**What is required**
Exact copies of all the entries below are expected in the answer.

Items from an interface collection:

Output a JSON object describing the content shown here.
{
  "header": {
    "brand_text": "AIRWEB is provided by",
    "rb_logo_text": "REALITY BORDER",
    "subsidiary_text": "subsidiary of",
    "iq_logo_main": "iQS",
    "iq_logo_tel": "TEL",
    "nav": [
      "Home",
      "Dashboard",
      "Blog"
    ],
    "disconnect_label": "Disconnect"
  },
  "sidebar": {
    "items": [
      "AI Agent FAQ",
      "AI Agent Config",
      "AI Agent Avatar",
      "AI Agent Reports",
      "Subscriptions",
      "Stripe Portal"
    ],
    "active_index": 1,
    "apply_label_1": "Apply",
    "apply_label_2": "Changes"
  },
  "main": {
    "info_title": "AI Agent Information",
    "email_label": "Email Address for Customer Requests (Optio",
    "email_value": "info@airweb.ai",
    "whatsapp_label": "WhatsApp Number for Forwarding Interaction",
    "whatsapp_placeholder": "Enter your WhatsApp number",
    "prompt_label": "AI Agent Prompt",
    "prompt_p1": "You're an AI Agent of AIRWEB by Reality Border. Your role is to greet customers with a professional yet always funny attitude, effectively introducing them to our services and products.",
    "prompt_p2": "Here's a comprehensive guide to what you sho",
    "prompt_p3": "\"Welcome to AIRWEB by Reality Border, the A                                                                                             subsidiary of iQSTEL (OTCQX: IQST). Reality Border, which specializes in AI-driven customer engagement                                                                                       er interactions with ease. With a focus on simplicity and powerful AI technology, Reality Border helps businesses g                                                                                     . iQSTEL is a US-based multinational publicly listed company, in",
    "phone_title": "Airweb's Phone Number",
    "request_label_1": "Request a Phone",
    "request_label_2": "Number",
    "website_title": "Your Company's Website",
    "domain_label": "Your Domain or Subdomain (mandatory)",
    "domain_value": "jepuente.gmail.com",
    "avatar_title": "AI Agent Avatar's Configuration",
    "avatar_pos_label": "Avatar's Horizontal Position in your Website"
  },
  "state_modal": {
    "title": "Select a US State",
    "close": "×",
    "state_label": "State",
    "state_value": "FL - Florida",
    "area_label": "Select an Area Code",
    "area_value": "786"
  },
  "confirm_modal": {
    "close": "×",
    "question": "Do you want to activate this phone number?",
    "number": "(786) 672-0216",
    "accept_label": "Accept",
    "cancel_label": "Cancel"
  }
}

**The completed task**
Output a JSON object describing the content shown here.
{
  "header": {
    "brand_text": "AIRWEB is provided by",
    "rb_logo_text": "REALITY BORDER",
    "subsidiary_text": "subsidiary of",
    "iq_logo_main": "iQS",
    "iq_logo_tel": "TEL",
    "nav": [
      "Home",
      "Dashboard",
      "Blog"
    ],
    "disconnect_label": "Disconnect"
  },
  "sidebar": {
    "items": [
      "AI Agent FAQ",
      "AI Agent Config",
      "AI Agent Avatar",
      "AI Agent Reports",
      "Subscriptions",
      "Stripe Portal"
    ],
    "active_index": 1,
    "apply_label_1": "Apply",
    "apply_label_2": "Changes"
  },
  "main": {
    "info_title": "AI Agent Information",
    "email_label": "Email Address for Customer Requests (Optio",
    "email_value": "info@airweb.ai",
    "whatsapp_label": "WhatsApp Number for Forwarding Interaction",
    "whatsapp_placeholder": "Enter your WhatsApp number",
    "prompt_label": "AI Agent Prompt",
    "prompt_p1": "You're an AI Agent of AIRWEB by Reality Border. Your role is to greet customers with a professional yet always funny attitude, effectively introducing them to our services and products.",
    "prompt_p2": "Here's a comprehensive guide to what you sho",
    "prompt_p3": "\"Welcome to AIRWEB by Reality Border, the A                                                                                             subsidiary of iQSTEL (OTCQX: IQST). Reality Border, which specializes in AI-driven customer engagement                                                                                       er interactions with ease. With a focus on simplicity and powerful AI technology, Reality Border helps businesses g                                                                                     . iQSTEL is a US-based multinational publicly listed company, in",
    "phone_title": "Airweb's Phone Number",
    "request_label_1": "Request a Phone",
    "request_label_2": "Number",
    "website_title": "Your Company's Website",
    "domain_label": "Your Domain or Subdomain (mandatory)",
    "domain_value": "jepuente.gmail.com",
    "avatar_title": "AI Agent Avatar's Configuration",
    "avatar_pos_label": "Avatar's Horizontal Position in your Website"
  },
  "state_modal": {
    "title": "Select a US State",
    "close": "×",
    "state_label": "State",
    "state_value": "FL - Florida",
    "area_label": "Select an Area Code",
    "area_value": "786"
  },
  "confirm_modal": {
    "close": "×",
    "question": "Do you want to activate this phone number?",
    "number": "(786) 672-0216",
    "accept_label": "Accept",
    "cancel_label": "Cancel"
  }
}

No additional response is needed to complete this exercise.